Atomic, Molecular and Optical Physics
Atomic Physics studies about the structure of atoms, their mutual interaction and their dynamics, i.e., their time-dependent properties. The goal of experimental and theoretical efforts in this field is the full understanding of macroscopic properties of matter on the base of its microscopic composition of the constituent atoms and a quantitative description of the relations between microscopic and macroscopic features. Optical physics studies the interactions of light with atoms, molecules and semiconductor systems in different contexts. Research in optical physics places an emphasis on ultrafast optical science and technology. Researchers in optical physics use and develop light sources that span the electromagnetic spectrum from microwaves to X-rays. The applications of optical physics create innovations in communications, medicine, manufacturing, and even entertainment.
Atomic physics studies atoms as an isolated system of electrons and an atomic nucleus, while molecular physics is the study of the physical properties of molecules. The term atomic physics is frequently related with nuclear power and nuclear bombs, due to the synonymous use of atomic and nuclear in standard English. Molecular physics, while strictly related to atomic physics, also overlaps significantly with theoretical chemistry, physical chemistry and chemical physics. Optical physics is a part of atomic, molecular, and optical physics, dealing with the generation of electromagnetic radiation, the effects of that radiation, and the interaction of that radiation with matter, particularly its manipulation and control. It varies from general optics and optical engineering in that it is focused on the innovation and application of new phenomena. Conferences on Optics usually describes the behaviour of visible, ultraviolet, and infrared light used in imaging. Because light is an electromagnetic wave, alike phenomena occur in X-rays, microwaves, radio waves.
- Atomic spectroscopy
- Atomics of optical science
- Molecular optical sciences
- Molecular physics
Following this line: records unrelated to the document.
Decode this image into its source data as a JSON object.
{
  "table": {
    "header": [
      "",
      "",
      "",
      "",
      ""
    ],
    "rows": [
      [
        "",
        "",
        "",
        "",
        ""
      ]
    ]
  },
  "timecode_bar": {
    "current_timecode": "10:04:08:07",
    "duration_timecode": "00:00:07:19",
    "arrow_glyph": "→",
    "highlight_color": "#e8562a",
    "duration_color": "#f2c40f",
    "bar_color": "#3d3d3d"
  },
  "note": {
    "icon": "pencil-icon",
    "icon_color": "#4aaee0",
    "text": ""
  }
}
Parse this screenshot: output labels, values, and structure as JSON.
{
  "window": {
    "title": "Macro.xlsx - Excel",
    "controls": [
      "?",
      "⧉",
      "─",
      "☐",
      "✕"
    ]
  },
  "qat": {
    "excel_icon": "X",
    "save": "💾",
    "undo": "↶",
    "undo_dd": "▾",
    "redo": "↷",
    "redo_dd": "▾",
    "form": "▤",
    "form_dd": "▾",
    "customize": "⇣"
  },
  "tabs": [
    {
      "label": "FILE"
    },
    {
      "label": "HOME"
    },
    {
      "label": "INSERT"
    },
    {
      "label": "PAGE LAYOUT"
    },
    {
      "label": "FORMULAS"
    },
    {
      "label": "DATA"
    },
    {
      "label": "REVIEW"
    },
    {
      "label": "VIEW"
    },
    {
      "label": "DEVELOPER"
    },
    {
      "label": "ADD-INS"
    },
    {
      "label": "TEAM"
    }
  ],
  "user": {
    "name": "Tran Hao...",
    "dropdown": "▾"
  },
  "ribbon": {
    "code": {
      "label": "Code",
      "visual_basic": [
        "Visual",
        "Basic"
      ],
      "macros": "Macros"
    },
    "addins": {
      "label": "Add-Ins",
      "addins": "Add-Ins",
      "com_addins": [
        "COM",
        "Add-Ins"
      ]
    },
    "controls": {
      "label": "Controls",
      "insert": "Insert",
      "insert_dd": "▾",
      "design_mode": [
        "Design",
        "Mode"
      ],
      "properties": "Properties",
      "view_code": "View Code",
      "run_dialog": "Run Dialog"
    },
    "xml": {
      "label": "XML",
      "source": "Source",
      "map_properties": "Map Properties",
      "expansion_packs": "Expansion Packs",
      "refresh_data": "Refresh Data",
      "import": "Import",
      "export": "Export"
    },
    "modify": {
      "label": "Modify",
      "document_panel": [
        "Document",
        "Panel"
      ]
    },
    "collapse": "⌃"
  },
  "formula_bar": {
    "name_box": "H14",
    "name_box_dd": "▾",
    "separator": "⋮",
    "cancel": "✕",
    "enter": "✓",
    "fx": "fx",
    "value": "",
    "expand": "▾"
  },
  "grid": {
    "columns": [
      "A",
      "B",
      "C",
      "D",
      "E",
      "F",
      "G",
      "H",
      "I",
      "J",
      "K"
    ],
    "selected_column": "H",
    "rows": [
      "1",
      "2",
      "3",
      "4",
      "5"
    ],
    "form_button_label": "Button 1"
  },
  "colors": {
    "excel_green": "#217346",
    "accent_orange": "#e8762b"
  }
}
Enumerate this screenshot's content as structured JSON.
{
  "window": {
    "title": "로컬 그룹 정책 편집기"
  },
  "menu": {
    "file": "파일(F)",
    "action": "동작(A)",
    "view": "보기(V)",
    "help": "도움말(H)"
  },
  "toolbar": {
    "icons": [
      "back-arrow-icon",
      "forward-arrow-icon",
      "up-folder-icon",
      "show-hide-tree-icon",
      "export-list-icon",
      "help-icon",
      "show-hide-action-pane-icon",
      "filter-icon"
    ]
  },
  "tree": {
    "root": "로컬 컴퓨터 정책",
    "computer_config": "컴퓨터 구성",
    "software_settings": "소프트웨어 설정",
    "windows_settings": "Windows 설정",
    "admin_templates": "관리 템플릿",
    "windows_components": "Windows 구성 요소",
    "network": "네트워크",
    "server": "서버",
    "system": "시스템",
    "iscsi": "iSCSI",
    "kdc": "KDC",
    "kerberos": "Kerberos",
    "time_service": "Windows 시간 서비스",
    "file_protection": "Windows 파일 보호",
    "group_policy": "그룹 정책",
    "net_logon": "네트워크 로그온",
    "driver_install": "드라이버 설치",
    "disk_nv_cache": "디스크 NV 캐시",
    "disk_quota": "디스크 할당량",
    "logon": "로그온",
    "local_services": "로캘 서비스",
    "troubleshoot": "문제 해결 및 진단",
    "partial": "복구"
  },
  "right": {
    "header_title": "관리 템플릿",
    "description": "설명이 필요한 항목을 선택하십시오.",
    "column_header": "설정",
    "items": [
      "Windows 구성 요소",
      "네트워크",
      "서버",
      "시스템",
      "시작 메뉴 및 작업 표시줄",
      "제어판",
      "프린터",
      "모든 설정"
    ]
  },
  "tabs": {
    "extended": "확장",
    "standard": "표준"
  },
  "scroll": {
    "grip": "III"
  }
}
- Surface enhanced spectroscopy (SES)
- Optical mechanics
- Optical communications and networking
- Nanophotonics and biophotonics
- Quantum science and technology
- Nonlinear optics